A group of immigration hardliners who used millions of crowdfunded dollars to build a border barrier on private land along the U.S.-Mexico border unveiled the nearly completed half-mile steel bollard fence Thursday following construction delays.
The 2,300-feet-long project marks the first time a nongovernment organization or individual has built a wall on privately owned land on the international boundary. It runs up a rocky 320-feet-tall hill and is 18 to 20 feet tall, depending on the point on the hill where it is measured.
Former White House chief strategist Steve Bannon, former Kansas State Secretary Kris Kobach, World Series MLB player Curt Schilling, Blackwater USA founder Erik Prince, and other longtime supporters of President Trump were on site at the project in Sunland Park, N.M., to showcase the fence, which stands on less than half a mile of the 1,954-mile border.
The undertaking has evolved, prompting questions about how money is being spent and the Trump administration’s involvement in the process.
Brian Kolfage, a triple amputee veteran, created a crowdfunding page in December with the intent of raising $1 billion for border wall construction following the Trump administration’s failure to obtain $25 billion for the project last December. The GoFundMe website did not state where the wall would be built or any other details. Kolfage vowed to return everyone’s money if the project did not reach $1 billion.
Kolfage insisted the campaign was not a scam despite having run a since-shuttered Facebook “news” page known for spreading conspiracy theories. He was also sued in 2017 after he reported the wrong name of the suspect involved in the fatal car accident during a white supremacy rally in Charlottesville, Va.
Kolfage’s page did not come close to its $1 billion goal and topped out at $22.9 million earlier this year. The more than 330,000 people who donated were informed by GoFundMe that they were eligible for a refund because Kolfage had changed the terms of the fundraiser to move to a different fund money people did not request back.
Weeks ahead of the crowdfunding campaign’s failure, Kolfage had launched We Build the Wall, Inc., a 501(c)4 nonprofit organization. Bannon, Kobach, and other staunch conservatives who have been criticized as anti-immigrant were appointed to the organization’s board. The money from the crowdfunding campaign was then funneled to the outside organization.
About the same time this spring, Bannon and fellow board members, including former Milwaukee County Sheriff David Clarke, held a couple rallies in Midwestern cities to raise money for the organization, though they have not shared how much they raised in addition to the crowdfunding dollars.
Tommy Fisher, president and CEO of Fisher Industries, was paid to install the steel fence and said it is expected to come in at $7 million after taxes.

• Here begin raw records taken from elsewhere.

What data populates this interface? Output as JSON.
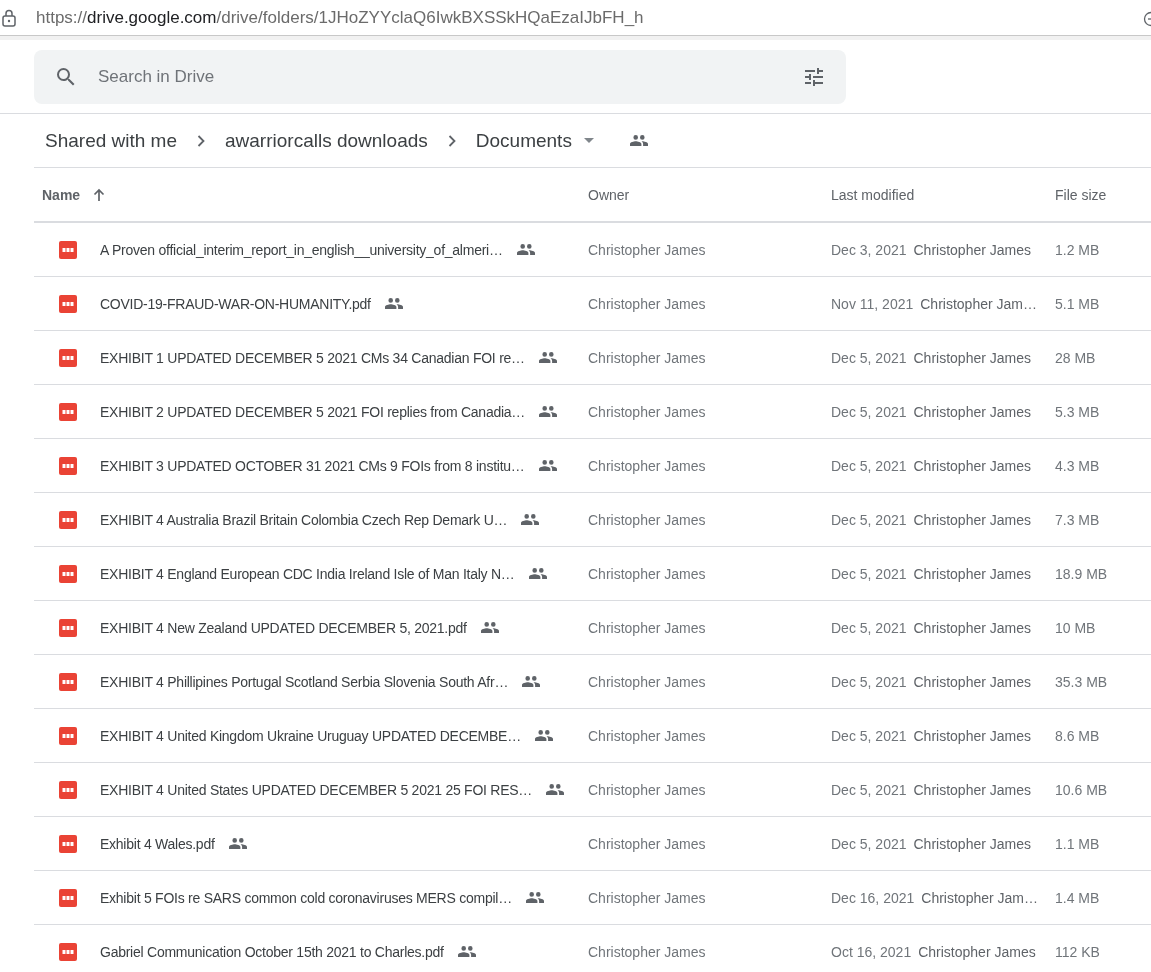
{
  "address_bar": {
    "scheme": "https://",
    "host": "drive.google.com",
    "path": "/drive/folders/1JHoZYYclaQ6IwkBXSSkHQaEzaIJbFH_h"
  },
  "search": {
    "placeholder": "Search in Drive"
  },
  "breadcrumb": {
    "items": [
      "Shared with me",
      "awarriorcalls downloads",
      "Documents"
    ],
    "shared": true
  },
  "table": {
    "columns": [
      {
        "label": "Name",
        "sorted_ascending": true
      },
      {
        "label": "Owner"
      },
      {
        "label": "Last modified"
      },
      {
        "label": "File size"
      }
    ],
    "rows": [
      {
        "name": "A Proven official_interim_report_in_english__university_of_almeri…",
        "shared": true,
        "owner": "Christopher James",
        "modified": "Dec 3, 2021",
        "modified_by": "Christopher James",
        "size": "1.2 MB"
      },
      {
        "name": "COVID-19-FRAUD-WAR-ON-HUMANITY.pdf",
        "shared": true,
        "owner": "Christopher James",
        "modified": "Nov 11, 2021",
        "modified_by": "Christopher Jam…",
        "size": "5.1 MB"
      },
      {
        "name": "EXHIBIT 1 UPDATED DECEMBER 5 2021 CMs 34 Canadian FOI re…",
        "shared": true,
        "owner": "Christopher James",
        "modified": "Dec 5, 2021",
        "modified_by": "Christopher James",
        "size": "28 MB"
      },
      {
        "name": "EXHIBIT 2 UPDATED DECEMBER 5 2021 FOI replies from Canadia…",
        "shared": true,
        "owner": "Christopher James",
        "modified": "Dec 5, 2021",
        "modified_by": "Christopher James",
        "size": "5.3 MB"
      },
      {
        "name": "EXHIBIT 3 UPDATED OCTOBER 31 2021 CMs 9 FOIs from 8 institu…",
        "shared": true,
        "owner": "Christopher James",
        "modified": "Dec 5, 2021",
        "modified_by": "Christopher James",
        "size": "4.3 MB"
      },
      {
        "name": "EXHIBIT 4 Australia Brazil Britain Colombia Czech Rep Demark U…",
        "shared": true,
        "owner": "Christopher James",
        "modified": "Dec 5, 2021",
        "modified_by": "Christopher James",
        "size": "7.3 MB"
      },
      {
        "name": "EXHIBIT 4 England European CDC India Ireland Isle of Man Italy N…",
        "shared": true,
        "owner": "Christopher James",
        "modified": "Dec 5, 2021",
        "modified_by": "Christopher James",
        "size": "18.9 MB"
      },
      {
        "name": "EXHIBIT 4 New Zealand UPDATED DECEMBER 5, 2021.pdf",
        "shared": true,
        "owner": "Christopher James",
        "modified": "Dec 5, 2021",
        "modified_by": "Christopher James",
        "size": "10 MB"
      },
      {
        "name": "EXHIBIT 4 Phillipines Portugal Scotland Serbia Slovenia South Afr…",
        "shared": true,
        "owner": "Christopher James",
        "modified": "Dec 5, 2021",
        "modified_by": "Christopher James",
        "size": "35.3 MB"
      },
      {
        "name": "EXHIBIT 4 United Kingdom Ukraine Uruguay UPDATED DECEMBE…",
        "shared": true,
        "owner": "Christopher James",
        "modified": "Dec 5, 2021",
        "modified_by": "Christopher James",
        "size": "8.6 MB"
      },
      {
        "name": "EXHIBIT 4 United States UPDATED DECEMBER 5 2021 25 FOI RES…",
        "shared": true,
        "owner": "Christopher James",
        "modified": "Dec 5, 2021",
        "modified_by": "Christopher James",
        "size": "10.6 MB"
      },
      {
        "name": "Exhibit 4 Wales.pdf",
        "shared": true,
        "owner": "Christopher James",
        "modified": "Dec 5, 2021",
        "modified_by": "Christopher James",
        "size": "1.1 MB"
      },
      {
        "name": "Exhibit 5 FOIs re SARS common cold coronaviruses MERS compil…",
        "shared": true,
        "owner": "Christopher James",
        "modified": "Dec 16, 2021",
        "modified_by": "Christopher Jam…",
        "size": "1.4 MB"
      },
      {
        "name": "Gabriel Communication October 15th 2021 to Charles.pdf",
        "shared": true,
        "owner": "Christopher James",
        "modified": "Oct 16, 2021",
        "modified_by": "Christopher James",
        "size": "112 KB"
      }
    ]
  }
}
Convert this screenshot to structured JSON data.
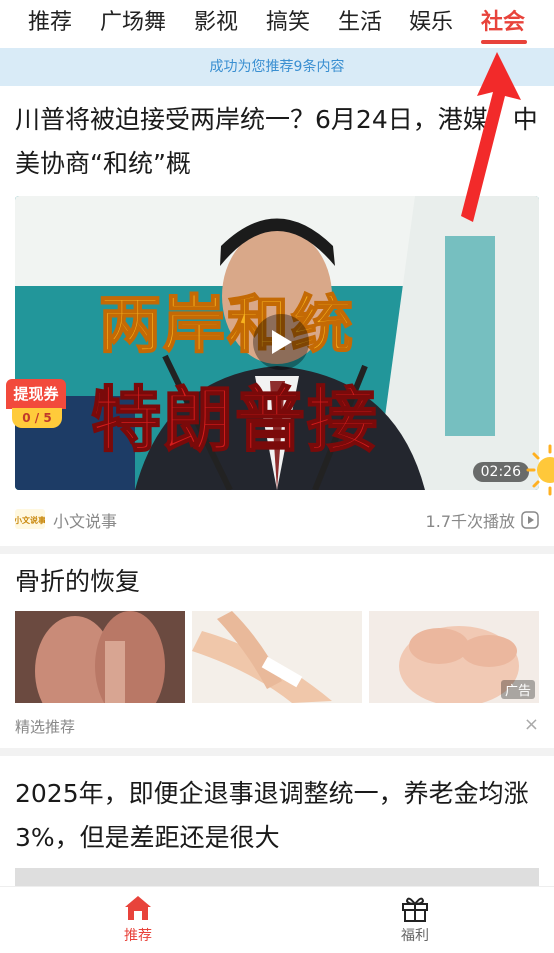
{
  "tabs": [
    {
      "label": "推荐",
      "active": false
    },
    {
      "label": "广场舞",
      "active": false
    },
    {
      "label": "影视",
      "active": false
    },
    {
      "label": "搞笑",
      "active": false
    },
    {
      "label": "生活",
      "active": false
    },
    {
      "label": "娱乐",
      "active": false
    },
    {
      "label": "社会",
      "active": true
    }
  ],
  "banner": {
    "text": "成功为您推荐9条内容"
  },
  "article1": {
    "title": "川普将被迫接受两岸统一？6月24日，港媒：中美协商“和统”概",
    "video": {
      "overlay_line1": "两岸和统",
      "overlay_line2": "特朗普接",
      "duration": "02:26"
    },
    "coupon": {
      "label": "提现券",
      "progress": "0 / 5"
    },
    "source_logo_text": "小文说事",
    "source": "小文说事",
    "plays": "1.7千次播放"
  },
  "article2": {
    "title": "骨折的恢复",
    "ad_tag": "广告",
    "footer": "精选推荐",
    "close": "×"
  },
  "article3": {
    "title": "2025年，即便企退事退调整统一，养老金均涨3%，但是差距还是很大"
  },
  "bottom_nav": [
    {
      "label": "推荐",
      "icon": "home-icon",
      "active": true
    },
    {
      "label": "福利",
      "icon": "gift-icon",
      "active": false
    }
  ],
  "colors": {
    "accent": "#e8433b",
    "banner_bg": "#d9ebf7",
    "banner_text": "#3a8fd1"
  }
}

We Build the Wall has raised nearly $23 million for the project, though it is unclear how the nonprofit group plans to spend the remaining donations. The group did not respond to a request for comment.
Fisher told the Washington Examiner on Thursday he got involved in the project in April after receiving a call about his company’s claims it could build a mile of border wall per day. We Build the Wall officials, including Kobach, attended a demonstration of the construction in Coolidge, Ariz., last month.
Fisher said the organization signed a contract for him to build the half-mile portion of steel fence over the course of eight days, but it took longer because the city of Sunland Park shut down construction for two days. The suspension was lifted Wednesday.
Despite the board’s connections to Trump, organizers have insisted the project is not affiliated with the White House.
That claim was called into question in a recent Washington Post article that said Trump was adamant about the Army Corps of Engineers hiring Fisher Industries to carry out border wall projects.
Fisher dismissed being described as having lobbied Sen. Kevin Cramer, R-N.D., to get his name in front of Trump and insisted Trump was calling for the Pentagon to hire his company because of personal frustration with the less than 40 miles of border wall that has been installed in the two years and four months that he has been in office.
“I’d be mad if I were him,” Fisher said.